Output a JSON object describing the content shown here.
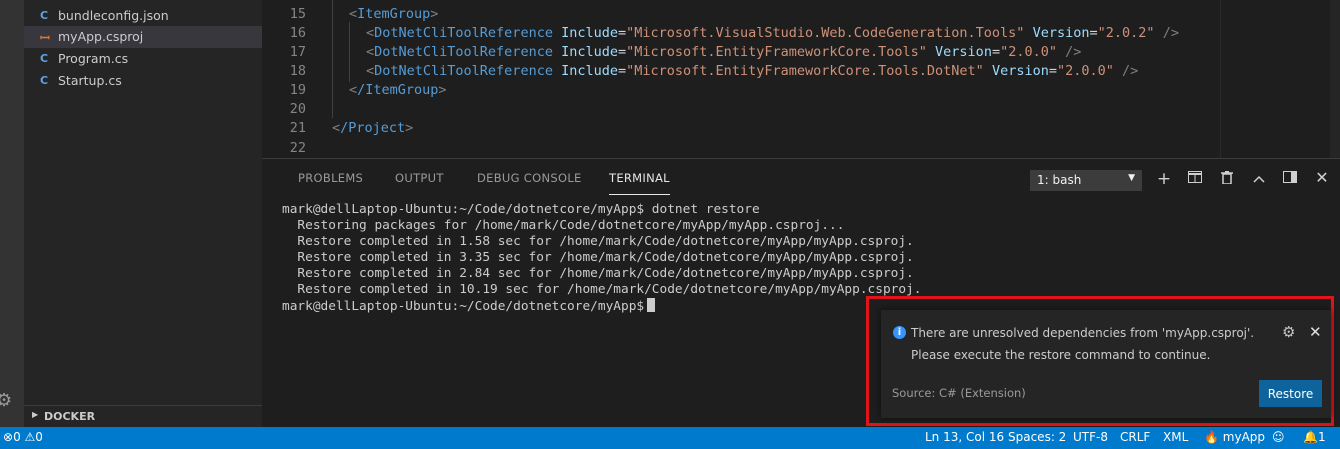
{
  "sidebar": {
    "files": [
      {
        "icon": "csharp-icon",
        "glyph": "C#",
        "label": "bundleconfig.json"
      },
      {
        "icon": "rss-icon",
        "glyph": "≡",
        "label": "myApp.csproj"
      },
      {
        "icon": "csharp-icon",
        "glyph": "C#",
        "label": "Program.cs"
      },
      {
        "icon": "csharp-icon",
        "glyph": "C#",
        "label": "Startup.cs"
      }
    ],
    "docker_label": "DOCKER"
  },
  "editor": {
    "line_numbers": [
      "15",
      "16",
      "17",
      "18",
      "19",
      "20",
      "21",
      "22"
    ],
    "lines": [
      {
        "tag": "ItemGroup"
      },
      {
        "tag": "DotNetCliToolReference",
        "include": "Microsoft.VisualStudio.Web.CodeGeneration.Tools",
        "version": "2.0.2"
      },
      {
        "tag": "DotNetCliToolReference",
        "include": "Microsoft.EntityFrameworkCore.Tools",
        "version": "2.0.0"
      },
      {
        "tag": "DotNetCliToolReference",
        "include": "Microsoft.EntityFrameworkCore.Tools.DotNet",
        "version": "2.0.0"
      },
      {
        "tag": "/ItemGroup"
      },
      {
        "tag": "/Project"
      }
    ],
    "attr_include": "Include",
    "attr_version": "Version"
  },
  "panel": {
    "tabs": [
      "PROBLEMS",
      "OUTPUT",
      "DEBUG CONSOLE",
      "TERMINAL"
    ],
    "active_tab": "TERMINAL",
    "terminal_select": "1: bash",
    "terminal_lines": [
      "mark@dellLaptop-Ubuntu:~/Code/dotnetcore/myApp$ dotnet restore",
      "  Restoring packages for /home/mark/Code/dotnetcore/myApp/myApp.csproj...",
      "  Restore completed in 1.58 sec for /home/mark/Code/dotnetcore/myApp/myApp.csproj.",
      "  Restore completed in 3.35 sec for /home/mark/Code/dotnetcore/myApp/myApp.csproj.",
      "  Restore completed in 2.84 sec for /home/mark/Code/dotnetcore/myApp/myApp.csproj.",
      "  Restore completed in 10.19 sec for /home/mark/Code/dotnetcore/myApp/myApp.csproj."
    ],
    "prompt": "mark@dellLaptop-Ubuntu:~/Code/dotnetcore/myApp$"
  },
  "notification": {
    "message_line1": "There are unresolved dependencies from 'myApp.csproj'.",
    "message_line2": "Please execute the restore command to continue.",
    "source": "Source: C# (Extension)",
    "action_label": "Restore",
    "highlight_color": "#e0141b"
  },
  "statusbar": {
    "errors": "0",
    "warnings": "0",
    "position": "Ln 13, Col 16",
    "spaces": "Spaces: 2",
    "encoding": "UTF-8",
    "eol": "CRLF",
    "language": "XML",
    "project": "myApp",
    "notifications_count": "1",
    "color": "#007acc"
  }
}
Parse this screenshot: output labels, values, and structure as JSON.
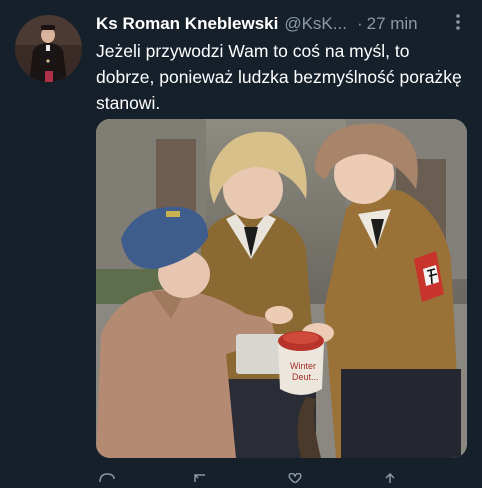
{
  "tweet": {
    "author_name": "Ks Roman Kneblewski",
    "handle": "@KsK...",
    "separator": "·",
    "time": "27 min",
    "text": "Jeżeli przywodzi Wam to coś na myśl, to dobrze, ponieważ ludzka bezmyślność porażkę stanowi.",
    "media": {
      "box_label_line1": "Winter",
      "box_label_line2": "Deut..."
    }
  },
  "icons": {
    "more": "more-vertical-icon",
    "reply": "reply-icon",
    "retweet": "retweet-icon",
    "like": "like-icon",
    "share": "share-icon"
  },
  "colors": {
    "background": "#15202b",
    "text": "#ffffff",
    "secondary_text": "#8b98a5"
  }
}
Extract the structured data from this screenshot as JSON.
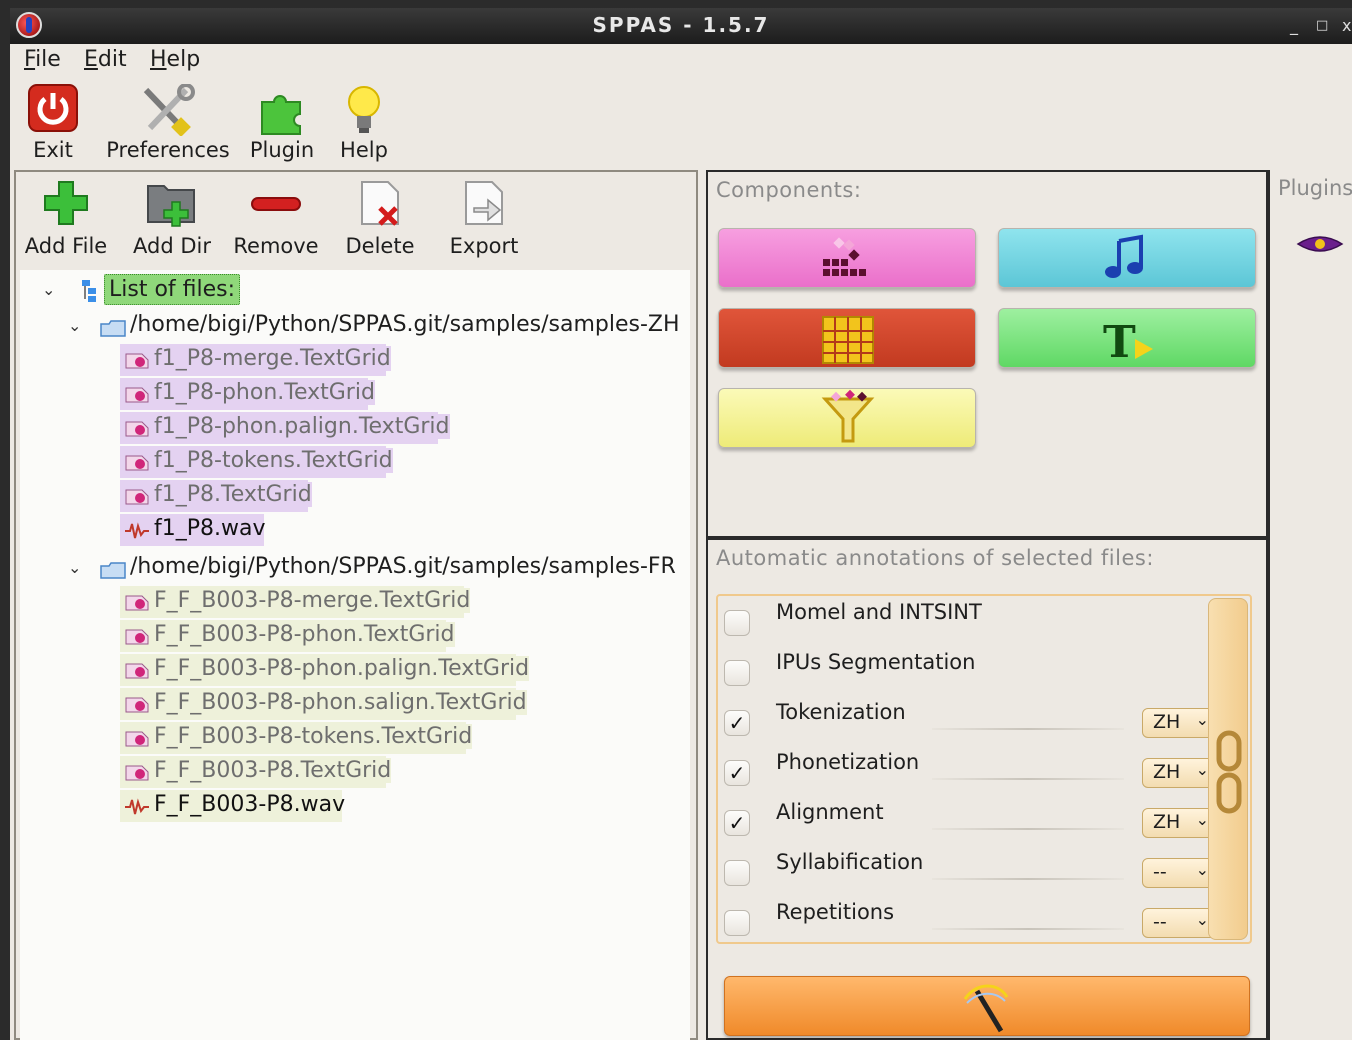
{
  "window": {
    "title": "SPPAS  -  1.5.7",
    "controls": [
      "_",
      "□",
      "x"
    ]
  },
  "menu": {
    "items": [
      {
        "label": "File",
        "mnemonic": "F",
        "rest": "ile"
      },
      {
        "label": "Edit",
        "mnemonic": "E",
        "rest": "dit"
      },
      {
        "label": "Help",
        "mnemonic": "H",
        "rest": "elp"
      }
    ]
  },
  "toolbar": {
    "exit": "Exit",
    "preferences": "Preferences",
    "plugin": "Plugin",
    "help": "Help"
  },
  "filebar": {
    "add_file": "Add File",
    "add_dir": "Add Dir",
    "remove": "Remove",
    "delete": "Delete",
    "export": "Export"
  },
  "tree": {
    "root": "List of files:",
    "dirs": [
      {
        "path": "/home/bigi/Python/SPPAS.git/samples/samples-ZH",
        "files": [
          "f1_P8-merge.TextGrid",
          "f1_P8-phon.TextGrid",
          "f1_P8-phon.palign.TextGrid",
          "f1_P8-tokens.TextGrid",
          "f1_P8.TextGrid",
          "f1_P8.wav"
        ]
      },
      {
        "path": "/home/bigi/Python/SPPAS.git/samples/samples-FR",
        "files": [
          "F_F_B003-P8-merge.TextGrid",
          "F_F_B003-P8-phon.TextGrid",
          "F_F_B003-P8-phon.palign.TextGrid",
          "F_F_B003-P8-phon.salign.TextGrid",
          "F_F_B003-P8-tokens.TextGrid",
          "F_F_B003-P8.TextGrid",
          "F_F_B003-P8.wav"
        ]
      }
    ]
  },
  "components": {
    "header": "Components:",
    "colors": {
      "pink": "#f07ad0",
      "cyan": "#72d4e0",
      "red": "#d24a2c",
      "green": "#78e07c",
      "yellow": "#f5f39a"
    }
  },
  "annotations": {
    "header": "Automatic annotations of selected files:",
    "items": [
      {
        "name": "Momel and INTSINT",
        "checked": "",
        "lang": ""
      },
      {
        "name": "IPUs Segmentation",
        "checked": "",
        "lang": ""
      },
      {
        "name": "Tokenization",
        "checked": "✓",
        "lang": "ZH"
      },
      {
        "name": "Phonetization",
        "checked": "✓",
        "lang": "ZH"
      },
      {
        "name": "Alignment",
        "checked": "✓",
        "lang": "ZH"
      },
      {
        "name": "Syllabification",
        "checked": "",
        "lang": "--"
      },
      {
        "name": "Repetitions",
        "checked": "",
        "lang": "--"
      }
    ],
    "dropdown_arrow": "⌄"
  },
  "plugins": {
    "header": "Plugins"
  }
}
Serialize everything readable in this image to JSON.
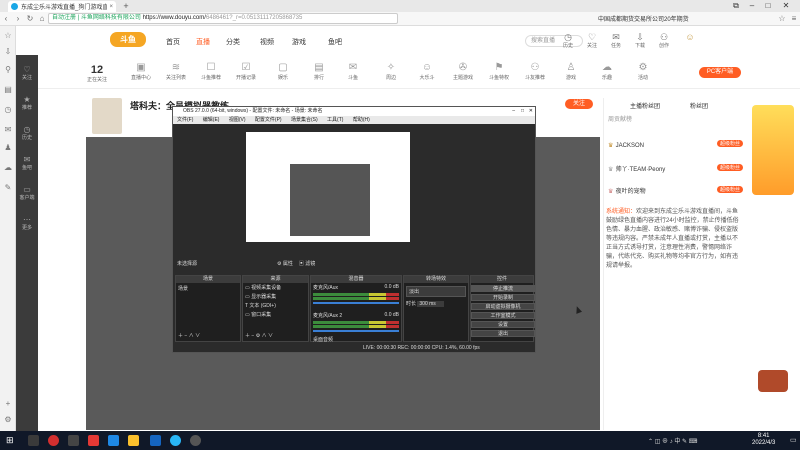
{
  "browser": {
    "tab_title": "东成尘乐斗游戏直播_狗门游戏直播_斗鱼",
    "url_secure": "自动注册 | 斗鱼网络科技有限公司",
    "url_domain": "https://www.douyu.com/",
    "url_path": "6486461?_r=0.05131117205868735",
    "ticker": "中国成都期货交易所公司20年期货"
  },
  "header": {
    "logo": "斗鱼",
    "nav": [
      "首页",
      "直播",
      "分类",
      "视频",
      "游戏",
      "鱼吧"
    ],
    "active_nav": "直播",
    "search_placeholder": "搜索直播",
    "icons": [
      {
        "name": "history-icon",
        "label": "历史",
        "glyph": "◷"
      },
      {
        "name": "follow-icon",
        "label": "关注",
        "glyph": "♡"
      },
      {
        "name": "task-icon",
        "label": "任务",
        "glyph": "✉"
      },
      {
        "name": "download-icon",
        "label": "下载",
        "glyph": "⇩"
      },
      {
        "name": "create-icon",
        "label": "创作",
        "glyph": "⚇"
      },
      {
        "name": "user-avatar",
        "label": "",
        "glyph": "☺"
      }
    ]
  },
  "category": {
    "follow_count": "12",
    "follow_label": "正在关注",
    "items": [
      "直播中心",
      "关注列表",
      "斗鱼推荐",
      "开播记录",
      "娱乐",
      "排行",
      "斗鱼",
      "周边",
      "大乐斗",
      "主题游戏",
      "斗鱼特权",
      "斗友推荐",
      "游戏",
      "乐趣",
      "活动"
    ],
    "pc_button": "PC客户端"
  },
  "sidebar_left": [
    "关注",
    "推荐",
    "历史",
    "鱼吧",
    "客户端",
    "更多"
  ],
  "stream": {
    "title": "塔科夫：全员模拟器教练",
    "follow_button": "关注"
  },
  "chat": {
    "tabs": [
      "主播粉丝团",
      "粉丝团"
    ],
    "rank_title": "周贡献榜",
    "rows": [
      {
        "name": "JACKSON",
        "badge": "超级粉丝"
      },
      {
        "name": "帅丫·TEAM·Peony",
        "badge": "超级粉丝"
      },
      {
        "name": "夜叶的宠物",
        "badge": "超级粉丝"
      }
    ],
    "notice_head": "系统通知：",
    "notice_body": "欢迎来到东成尘乐斗游戏直播间，斗鱼鼓励绿色直播内容进行24小时监控，禁止传播低俗色情、暴力血腥、政治敏感、赌博诈骗、侵权盗版等违规内容。严禁未成年人直播或打赏，主播以不正当方式诱导打赏，注意理性消费，警惕网络诈骗，代练代充、购买礼物等均非官方行为，如有违规请举报。"
  },
  "obs": {
    "title": "OBS 27.0.0 (64-bit, windows) - 配置文件: 未命名 - 场景: 未命名",
    "menu": [
      "文件(F)",
      "编辑(E)",
      "视图(V)",
      "配置文件(P)",
      "场景集合(S)",
      "工具(T)",
      "帮助(H)"
    ],
    "no_source": "未选择源",
    "props_btn": "属性",
    "filter_btn": "滤镜",
    "scenes_header": "场景",
    "scene_item": "场景",
    "sources_header": "来源",
    "sources": [
      "视频采集设备",
      "显示器采集",
      "文本 (GDI+)",
      "窗口采集"
    ],
    "mixer_header": "混音器",
    "mixer": [
      {
        "name": "麦克风/Aux",
        "db": "0.0 dB"
      },
      {
        "name": "麦克风/Aux 2",
        "db": "0.0 dB"
      }
    ],
    "desktop_audio": "桌面音频",
    "transitions_header": "转场特效",
    "transition": "淡出",
    "duration_label": "时长",
    "duration_value": "300 ms",
    "controls_header": "控件",
    "controls": [
      "停止推流",
      "开始录制",
      "启动虚拟摄像机",
      "工作室模式",
      "设置",
      "退出"
    ],
    "status": "LIVE: 00:00:30   REC: 00:00:00   CPU: 1.4%, 60.00 fps"
  },
  "taskbar": {
    "time": "8:41",
    "date": "2022/4/3"
  }
}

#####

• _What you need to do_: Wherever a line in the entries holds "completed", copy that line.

• _Expected output_:
      "  Restore completed in 1.58 sec for /home/mark/Code/dotnetcore/myApp/myApp.csproj.",
      "  Restore completed in 3.35 sec for /home/mark/Code/dotnetcore/myApp/myApp.csproj.",
      "  Restore completed in 2.84 sec for /home/mark/Code/dotnetcore/myApp/myApp.csproj.",
      "  Restore completed in 10.19 sec for /home/mark/Code/dotnetcore/myApp/myApp.csproj."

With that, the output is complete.